Rights and permissions

Open Access This article is licensed under a Creative Commons Attribution 4.0 International License, which permits use, sharing, adaptation, distribution and reproduction in any medium or format, as long as you give appropriate credit to the original author(s) and the source, provide a link to the Creative Commons licence, and indicate if changes were made. The images or other third party material in this article are included in the article's Creative Commons licence, unless indicated otherwise in a credit line to the material. If material is not included in the article's Creative Commons licence and your intended use is not permitted by statutory regulation or exceeds the permitted use, you will need to obtain permission directly from the copyright holder. To view a copy of this licence, visit http://creativecommons.org/licenses/by/4.0/. The Creative Commons Public Domain Dedication waiver (http://creativecommons.org/publicdomain/zero/1.0/) applies to the data made available in this article, unless otherwise stated in a credit line to the data.

Reprints and Permissions

About this article

Verify currency and authenticity via CrossMark

Cite this article

Sternke-Hoffmann, R., Pauly, T., Norrild, R.K. et al. Widespread amyloidogenicity potential of multiple myeloma patient-derived immunoglobulin light chains. BMC Biol 21, 21 (2023). https://doi.org/10.1186/s12915-022-01506-w

Download citation

  • Received:

  • Accepted:

  • Published:

  • DOI: https://doi.org/10.1186/s12915-022-01506-w

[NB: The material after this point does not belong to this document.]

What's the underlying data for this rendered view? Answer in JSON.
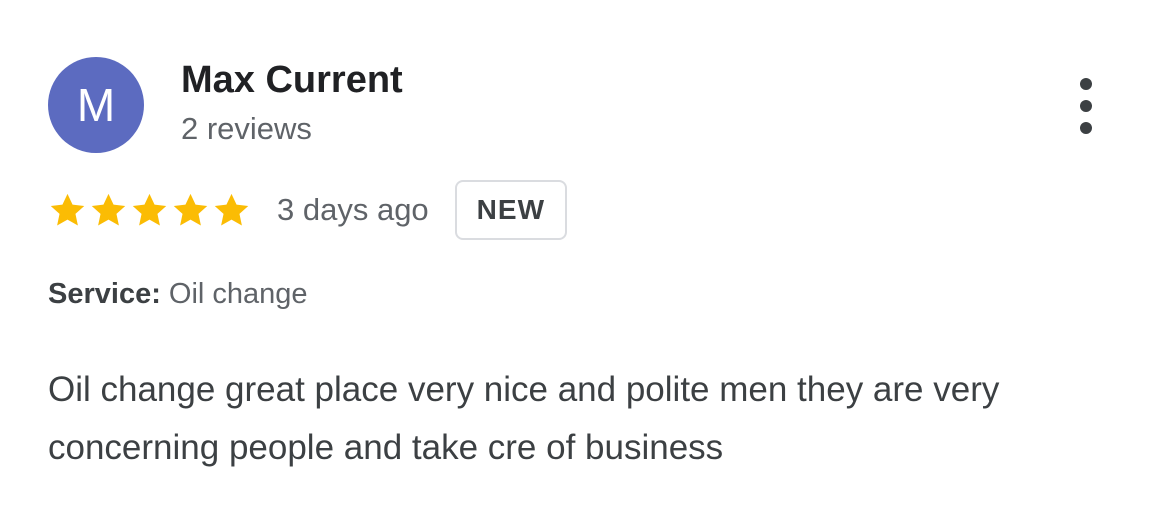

Keywords

  • Amyloid
  • Immunoglobulin
  • Multiple myeloma
  • AL amyloidosis
  • Light chain
  • Multiparametric approach